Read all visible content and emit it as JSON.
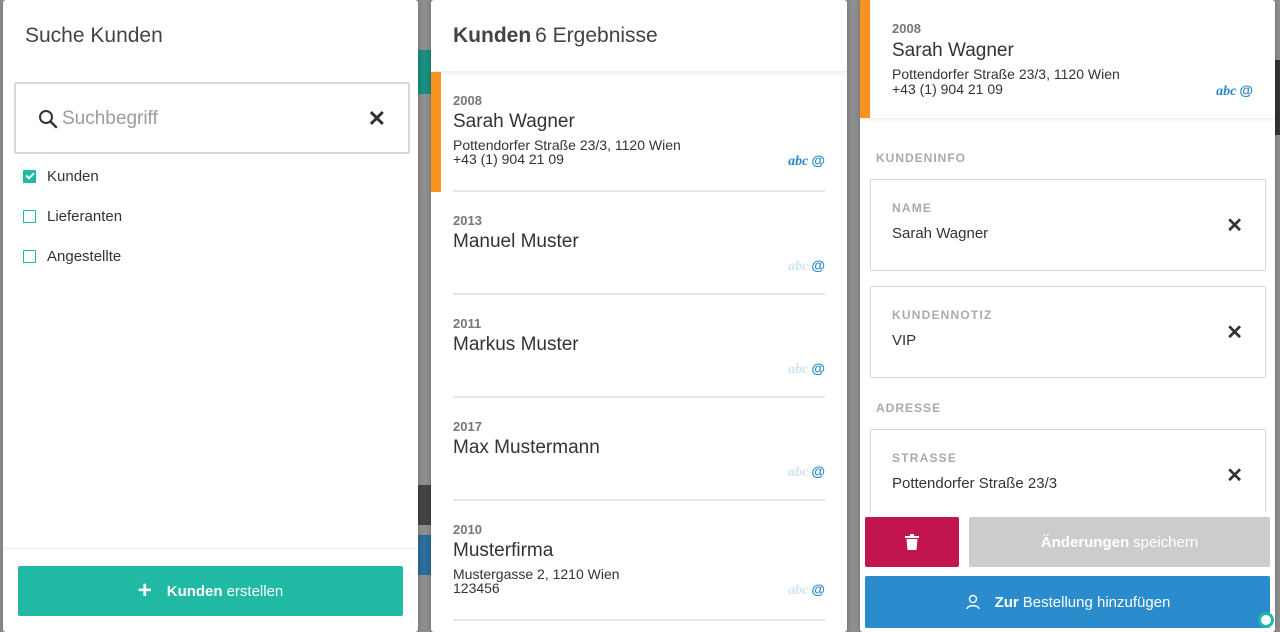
{
  "search_panel": {
    "title": "Suche Kunden",
    "search": {
      "placeholder": "Suchbegriff",
      "value": "",
      "clear_symbol": "✕"
    },
    "filters": [
      {
        "label": "Kunden",
        "checked": true
      },
      {
        "label": "Lieferanten",
        "checked": false
      },
      {
        "label": "Angestellte",
        "checked": false
      }
    ],
    "create_button": {
      "icon": "+",
      "bold": "Kunden",
      "text": "erstellen"
    }
  },
  "results_panel": {
    "title_bold": "Kunden",
    "title_count": "6 Ergebnisse",
    "results": [
      {
        "id": "2008",
        "name": "Sarah Wagner",
        "address": "Pottendorfer Straße 23/3, 1120 Wien",
        "phone": "+43 (1) 904 21 09",
        "selected": true,
        "abc_active": true
      },
      {
        "id": "2013",
        "name": "Manuel Muster",
        "address": "",
        "phone": "",
        "selected": false,
        "abc_active": false
      },
      {
        "id": "2011",
        "name": "Markus Muster",
        "address": "",
        "phone": "",
        "selected": false,
        "abc_active": false
      },
      {
        "id": "2017",
        "name": "Max Mustermann",
        "address": "",
        "phone": "",
        "selected": false,
        "abc_active": false
      },
      {
        "id": "2010",
        "name": "Musterfirma",
        "address": "Mustergasse 2, 1210 Wien",
        "phone": "123456",
        "selected": false,
        "abc_active": false
      }
    ],
    "badge_text": "abc",
    "badge_at": "@"
  },
  "detail_panel": {
    "id": "2008",
    "name": "Sarah Wagner",
    "address": "Pottendorfer Straße 23/3, 1120 Wien",
    "phone": "+43 (1) 904 21 09",
    "badge_text": "abc",
    "badge_at": "@",
    "section_info": "KUNDENINFO",
    "field_name": {
      "label": "NAME",
      "value": "Sarah Wagner"
    },
    "field_note": {
      "label": "KUNDENNOTIZ",
      "value": "VIP"
    },
    "section_address": "ADRESSE",
    "field_street": {
      "label": "STRASSE",
      "value": "Pottendorfer Straße 23/3"
    },
    "clear_symbol": "✕",
    "save_button": {
      "bold": "Änderungen",
      "text": "speichern"
    },
    "add_button": {
      "bold": "Zur",
      "text": "Bestellung hinzufügen"
    }
  },
  "colors": {
    "accent_teal": "#20b9a3",
    "selected_orange": "#f7931e",
    "delete_red": "#c0154d",
    "primary_blue": "#2b8ccd",
    "disabled_gray": "#cccccc"
  },
  "icons": [
    "search-icon",
    "close-icon",
    "checkbox-icon",
    "plus-icon",
    "trash-icon",
    "user-icon",
    "email-icon"
  ]
}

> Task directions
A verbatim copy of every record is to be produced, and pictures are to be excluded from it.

> Task result
Read all visible content and emit it as JSON.
{
  "search_panel": {
    "title": "Suche Kunden",
    "search": {
      "placeholder": "Suchbegriff",
      "value": "",
      "clear_symbol": "✕"
    },
    "filters": [
      {
        "label": "Kunden",
        "checked": true
      },
      {
        "label": "Lieferanten",
        "checked": false
      },
      {
        "label": "Angestellte",
        "checked": false
      }
    ],
    "create_button": {
      "icon": "+",
      "bold": "Kunden",
      "text": "erstellen"
    }
  },
  "results_panel": {
    "title_bold": "Kunden",
    "title_count": "6 Ergebnisse",
    "results": [
      {
        "id": "2008",
        "name": "Sarah Wagner",
        "address": "Pottendorfer Straße 23/3, 1120 Wien",
        "phone": "+43 (1) 904 21 09",
        "selected": true,
        "abc_active": true
      },
      {
        "id": "2013",
        "name": "Manuel Muster",
        "address": "",
        "phone": "",
        "selected": false,
        "abc_active": false
      },
      {
        "id": "2011",
        "name": "Markus Muster",
        "address": "",
        "phone": "",
        "selected": false,
        "abc_active": false
      },
      {
        "id": "2017",
        "name": "Max Mustermann",
        "address": "",
        "phone": "",
        "selected": false,
        "abc_active": false
      },
      {
        "id": "2010",
        "name": "Musterfirma",
        "address": "Mustergasse 2, 1210 Wien",
        "phone": "123456",
        "selected": false,
        "abc_active": false
      }
    ],
    "badge_text": "abc",
    "badge_at": "@"
  },
  "detail_panel": {
    "id": "2008",
    "name": "Sarah Wagner",
    "address": "Pottendorfer Straße 23/3, 1120 Wien",
    "phone": "+43 (1) 904 21 09",
    "badge_text": "abc",
    "badge_at": "@",
    "section_info": "KUNDENINFO",
    "field_name": {
      "label": "NAME",
      "value": "Sarah Wagner"
    },
    "field_note": {
      "label": "KUNDENNOTIZ",
      "value": "VIP"
    },
    "section_address": "ADRESSE",
    "field_street": {
      "label": "STRASSE",
      "value": "Pottendorfer Straße 23/3"
    },
    "clear_symbol": "✕",
    "save_button": {
      "bold": "Änderungen",
      "text": "speichern"
    },
    "add_button": {
      "bold": "Zur",
      "text": "Bestellung hinzufügen"
    }
  },
  "colors": {
    "accent_teal": "#20b9a3",
    "selected_orange": "#f7931e",
    "delete_red": "#c0154d",
    "primary_blue": "#2b8ccd",
    "disabled_gray": "#cccccc"
  },
  "icons": [
    "search-icon",
    "close-icon",
    "checkbox-icon",
    "plus-icon",
    "trash-icon",
    "user-icon",
    "email-icon"
  ]
}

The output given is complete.